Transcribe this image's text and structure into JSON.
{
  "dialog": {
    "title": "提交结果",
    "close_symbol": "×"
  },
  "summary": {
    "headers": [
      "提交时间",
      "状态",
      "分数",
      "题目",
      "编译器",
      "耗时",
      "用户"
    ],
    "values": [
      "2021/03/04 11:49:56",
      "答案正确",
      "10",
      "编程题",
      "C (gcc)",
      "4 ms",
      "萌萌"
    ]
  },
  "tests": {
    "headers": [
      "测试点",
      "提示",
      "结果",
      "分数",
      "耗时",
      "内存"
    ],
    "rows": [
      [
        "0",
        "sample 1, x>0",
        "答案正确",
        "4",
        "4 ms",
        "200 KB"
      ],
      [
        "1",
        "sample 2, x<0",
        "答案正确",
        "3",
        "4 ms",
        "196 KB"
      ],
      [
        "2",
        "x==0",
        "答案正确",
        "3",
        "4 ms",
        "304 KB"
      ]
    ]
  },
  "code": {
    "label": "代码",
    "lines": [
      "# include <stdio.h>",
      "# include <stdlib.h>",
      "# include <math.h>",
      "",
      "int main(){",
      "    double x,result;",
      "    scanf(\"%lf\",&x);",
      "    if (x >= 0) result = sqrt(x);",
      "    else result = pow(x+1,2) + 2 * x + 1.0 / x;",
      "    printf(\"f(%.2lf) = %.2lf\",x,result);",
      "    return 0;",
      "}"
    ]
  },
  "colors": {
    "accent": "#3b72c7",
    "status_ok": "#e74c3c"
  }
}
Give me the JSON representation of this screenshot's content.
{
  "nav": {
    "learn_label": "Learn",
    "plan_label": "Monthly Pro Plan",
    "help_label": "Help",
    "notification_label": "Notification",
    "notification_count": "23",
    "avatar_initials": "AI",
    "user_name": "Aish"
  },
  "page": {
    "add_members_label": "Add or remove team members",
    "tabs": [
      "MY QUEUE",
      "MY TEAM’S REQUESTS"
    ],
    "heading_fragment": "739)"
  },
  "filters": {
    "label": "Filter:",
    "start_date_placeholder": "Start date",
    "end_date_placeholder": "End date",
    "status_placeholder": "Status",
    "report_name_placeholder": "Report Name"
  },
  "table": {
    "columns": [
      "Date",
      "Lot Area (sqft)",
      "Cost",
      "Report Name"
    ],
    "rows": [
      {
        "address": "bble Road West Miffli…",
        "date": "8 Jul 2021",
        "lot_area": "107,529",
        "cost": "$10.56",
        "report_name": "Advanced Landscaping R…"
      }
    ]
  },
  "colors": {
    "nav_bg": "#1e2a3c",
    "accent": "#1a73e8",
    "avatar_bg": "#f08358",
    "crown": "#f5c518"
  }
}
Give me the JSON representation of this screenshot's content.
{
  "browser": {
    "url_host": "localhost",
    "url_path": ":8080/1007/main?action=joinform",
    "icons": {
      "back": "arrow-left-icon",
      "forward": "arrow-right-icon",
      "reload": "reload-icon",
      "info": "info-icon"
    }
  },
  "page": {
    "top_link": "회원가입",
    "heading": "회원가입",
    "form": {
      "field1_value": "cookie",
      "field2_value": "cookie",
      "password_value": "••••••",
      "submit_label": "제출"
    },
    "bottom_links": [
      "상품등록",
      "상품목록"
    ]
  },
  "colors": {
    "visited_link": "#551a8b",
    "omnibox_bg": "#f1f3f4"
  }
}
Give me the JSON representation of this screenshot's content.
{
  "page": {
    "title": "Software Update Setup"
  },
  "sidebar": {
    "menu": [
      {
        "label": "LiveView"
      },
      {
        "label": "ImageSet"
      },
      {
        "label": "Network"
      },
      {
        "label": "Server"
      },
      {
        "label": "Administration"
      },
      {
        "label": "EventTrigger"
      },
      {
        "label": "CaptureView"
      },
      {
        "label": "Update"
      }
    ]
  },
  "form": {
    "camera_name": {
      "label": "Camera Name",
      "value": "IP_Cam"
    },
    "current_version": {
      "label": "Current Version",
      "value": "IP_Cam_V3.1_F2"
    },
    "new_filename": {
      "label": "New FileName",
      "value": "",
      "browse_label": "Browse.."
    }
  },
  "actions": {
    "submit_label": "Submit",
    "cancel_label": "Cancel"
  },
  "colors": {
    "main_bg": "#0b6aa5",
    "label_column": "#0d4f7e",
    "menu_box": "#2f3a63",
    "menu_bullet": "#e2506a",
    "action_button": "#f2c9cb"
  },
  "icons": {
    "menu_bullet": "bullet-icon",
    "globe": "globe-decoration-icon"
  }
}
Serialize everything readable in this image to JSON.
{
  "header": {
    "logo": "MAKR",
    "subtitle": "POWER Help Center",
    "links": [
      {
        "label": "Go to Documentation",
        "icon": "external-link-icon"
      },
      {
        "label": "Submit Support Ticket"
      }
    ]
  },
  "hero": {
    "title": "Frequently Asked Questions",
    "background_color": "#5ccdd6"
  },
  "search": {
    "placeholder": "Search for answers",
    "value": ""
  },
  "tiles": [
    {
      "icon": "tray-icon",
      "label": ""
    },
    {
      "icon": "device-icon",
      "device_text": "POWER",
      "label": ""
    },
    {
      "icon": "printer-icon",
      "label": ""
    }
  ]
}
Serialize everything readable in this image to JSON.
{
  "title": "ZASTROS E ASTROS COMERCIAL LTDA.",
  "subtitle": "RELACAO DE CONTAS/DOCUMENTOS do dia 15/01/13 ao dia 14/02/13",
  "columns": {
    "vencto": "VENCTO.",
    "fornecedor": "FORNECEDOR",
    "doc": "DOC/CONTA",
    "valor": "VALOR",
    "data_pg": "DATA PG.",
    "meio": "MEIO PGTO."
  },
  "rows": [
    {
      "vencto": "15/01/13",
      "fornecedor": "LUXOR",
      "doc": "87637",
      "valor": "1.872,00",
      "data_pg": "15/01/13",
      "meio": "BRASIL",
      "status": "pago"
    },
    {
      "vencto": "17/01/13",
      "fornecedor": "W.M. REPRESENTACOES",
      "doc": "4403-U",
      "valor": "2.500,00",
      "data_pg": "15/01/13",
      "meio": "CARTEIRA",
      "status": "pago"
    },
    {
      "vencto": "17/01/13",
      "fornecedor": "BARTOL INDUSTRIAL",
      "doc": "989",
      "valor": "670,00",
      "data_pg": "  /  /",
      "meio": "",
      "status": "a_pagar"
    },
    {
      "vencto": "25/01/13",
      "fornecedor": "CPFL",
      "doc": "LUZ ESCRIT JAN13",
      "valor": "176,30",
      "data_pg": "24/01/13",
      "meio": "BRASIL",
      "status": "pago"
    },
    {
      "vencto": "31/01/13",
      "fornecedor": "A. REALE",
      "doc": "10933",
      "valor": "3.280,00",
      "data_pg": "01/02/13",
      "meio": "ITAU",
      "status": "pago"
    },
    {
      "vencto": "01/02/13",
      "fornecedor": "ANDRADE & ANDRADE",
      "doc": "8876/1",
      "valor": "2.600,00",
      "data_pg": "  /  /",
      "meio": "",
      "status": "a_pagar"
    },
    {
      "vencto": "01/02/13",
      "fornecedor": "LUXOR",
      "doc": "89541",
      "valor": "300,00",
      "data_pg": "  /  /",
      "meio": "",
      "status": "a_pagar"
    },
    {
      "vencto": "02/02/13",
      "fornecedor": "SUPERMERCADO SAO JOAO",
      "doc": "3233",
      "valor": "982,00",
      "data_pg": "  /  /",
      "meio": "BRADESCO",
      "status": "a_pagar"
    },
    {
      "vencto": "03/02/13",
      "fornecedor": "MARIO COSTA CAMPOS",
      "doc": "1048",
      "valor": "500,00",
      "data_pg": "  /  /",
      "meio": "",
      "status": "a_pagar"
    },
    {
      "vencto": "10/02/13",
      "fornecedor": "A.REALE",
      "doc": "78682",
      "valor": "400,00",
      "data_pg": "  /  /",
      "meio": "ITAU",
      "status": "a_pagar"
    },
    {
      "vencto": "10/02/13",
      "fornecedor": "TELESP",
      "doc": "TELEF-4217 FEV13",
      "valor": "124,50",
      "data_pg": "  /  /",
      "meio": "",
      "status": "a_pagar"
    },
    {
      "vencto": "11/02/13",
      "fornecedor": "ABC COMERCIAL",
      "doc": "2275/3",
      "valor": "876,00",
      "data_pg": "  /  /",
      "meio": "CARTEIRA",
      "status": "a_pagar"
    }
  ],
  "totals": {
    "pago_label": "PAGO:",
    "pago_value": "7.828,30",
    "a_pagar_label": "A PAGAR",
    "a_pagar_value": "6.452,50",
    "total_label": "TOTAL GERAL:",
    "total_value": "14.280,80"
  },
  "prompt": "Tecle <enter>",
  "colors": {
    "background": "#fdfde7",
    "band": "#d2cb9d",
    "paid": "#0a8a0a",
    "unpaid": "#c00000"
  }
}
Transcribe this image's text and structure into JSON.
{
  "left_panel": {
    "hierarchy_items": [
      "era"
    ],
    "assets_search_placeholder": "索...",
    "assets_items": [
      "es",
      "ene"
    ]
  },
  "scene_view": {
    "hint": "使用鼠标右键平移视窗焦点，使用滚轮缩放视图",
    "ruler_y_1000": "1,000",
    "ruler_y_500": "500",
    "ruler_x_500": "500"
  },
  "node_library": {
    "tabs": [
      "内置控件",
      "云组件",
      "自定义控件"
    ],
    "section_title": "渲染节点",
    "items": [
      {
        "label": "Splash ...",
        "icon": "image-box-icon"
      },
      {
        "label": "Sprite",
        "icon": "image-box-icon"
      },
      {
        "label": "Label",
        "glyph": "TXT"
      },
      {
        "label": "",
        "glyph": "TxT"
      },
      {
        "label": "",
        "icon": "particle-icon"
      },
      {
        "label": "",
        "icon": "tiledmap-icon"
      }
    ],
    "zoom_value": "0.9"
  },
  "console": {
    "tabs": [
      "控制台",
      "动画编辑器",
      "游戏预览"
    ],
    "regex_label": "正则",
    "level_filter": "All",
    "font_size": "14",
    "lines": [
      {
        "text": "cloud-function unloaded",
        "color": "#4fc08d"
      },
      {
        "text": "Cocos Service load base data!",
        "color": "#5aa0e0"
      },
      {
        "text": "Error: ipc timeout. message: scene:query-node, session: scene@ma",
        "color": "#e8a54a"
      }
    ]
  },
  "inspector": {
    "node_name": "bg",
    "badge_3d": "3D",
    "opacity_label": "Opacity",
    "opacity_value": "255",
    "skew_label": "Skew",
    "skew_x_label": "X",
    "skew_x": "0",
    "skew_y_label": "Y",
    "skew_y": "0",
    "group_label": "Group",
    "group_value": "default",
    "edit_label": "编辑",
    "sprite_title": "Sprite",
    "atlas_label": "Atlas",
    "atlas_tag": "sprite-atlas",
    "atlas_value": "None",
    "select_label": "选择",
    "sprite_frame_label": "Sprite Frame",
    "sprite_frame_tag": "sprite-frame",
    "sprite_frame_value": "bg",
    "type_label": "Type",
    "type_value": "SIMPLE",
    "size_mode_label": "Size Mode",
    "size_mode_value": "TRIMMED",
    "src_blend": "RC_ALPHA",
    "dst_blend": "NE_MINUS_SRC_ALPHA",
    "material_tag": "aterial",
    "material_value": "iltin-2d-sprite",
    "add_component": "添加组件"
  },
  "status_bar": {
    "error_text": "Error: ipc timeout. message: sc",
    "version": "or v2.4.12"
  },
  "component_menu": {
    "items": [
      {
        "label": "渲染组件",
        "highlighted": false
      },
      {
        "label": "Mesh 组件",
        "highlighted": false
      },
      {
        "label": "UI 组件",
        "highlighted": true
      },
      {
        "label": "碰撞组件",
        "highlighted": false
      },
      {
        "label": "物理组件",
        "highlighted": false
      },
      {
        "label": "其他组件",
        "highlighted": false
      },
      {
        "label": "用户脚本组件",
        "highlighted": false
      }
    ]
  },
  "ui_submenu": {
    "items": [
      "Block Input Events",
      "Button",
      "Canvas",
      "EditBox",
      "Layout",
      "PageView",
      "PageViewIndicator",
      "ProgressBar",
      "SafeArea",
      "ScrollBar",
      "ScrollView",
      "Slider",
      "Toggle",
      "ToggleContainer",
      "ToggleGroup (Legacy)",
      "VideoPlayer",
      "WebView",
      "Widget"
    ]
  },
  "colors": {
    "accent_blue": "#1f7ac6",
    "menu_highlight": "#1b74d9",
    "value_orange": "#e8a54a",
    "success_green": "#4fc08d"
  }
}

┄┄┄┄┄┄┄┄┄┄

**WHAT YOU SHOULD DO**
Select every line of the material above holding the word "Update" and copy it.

**PROBLEM SOLUTION**
    "title": "Software Update Setup"
        "label": "Update"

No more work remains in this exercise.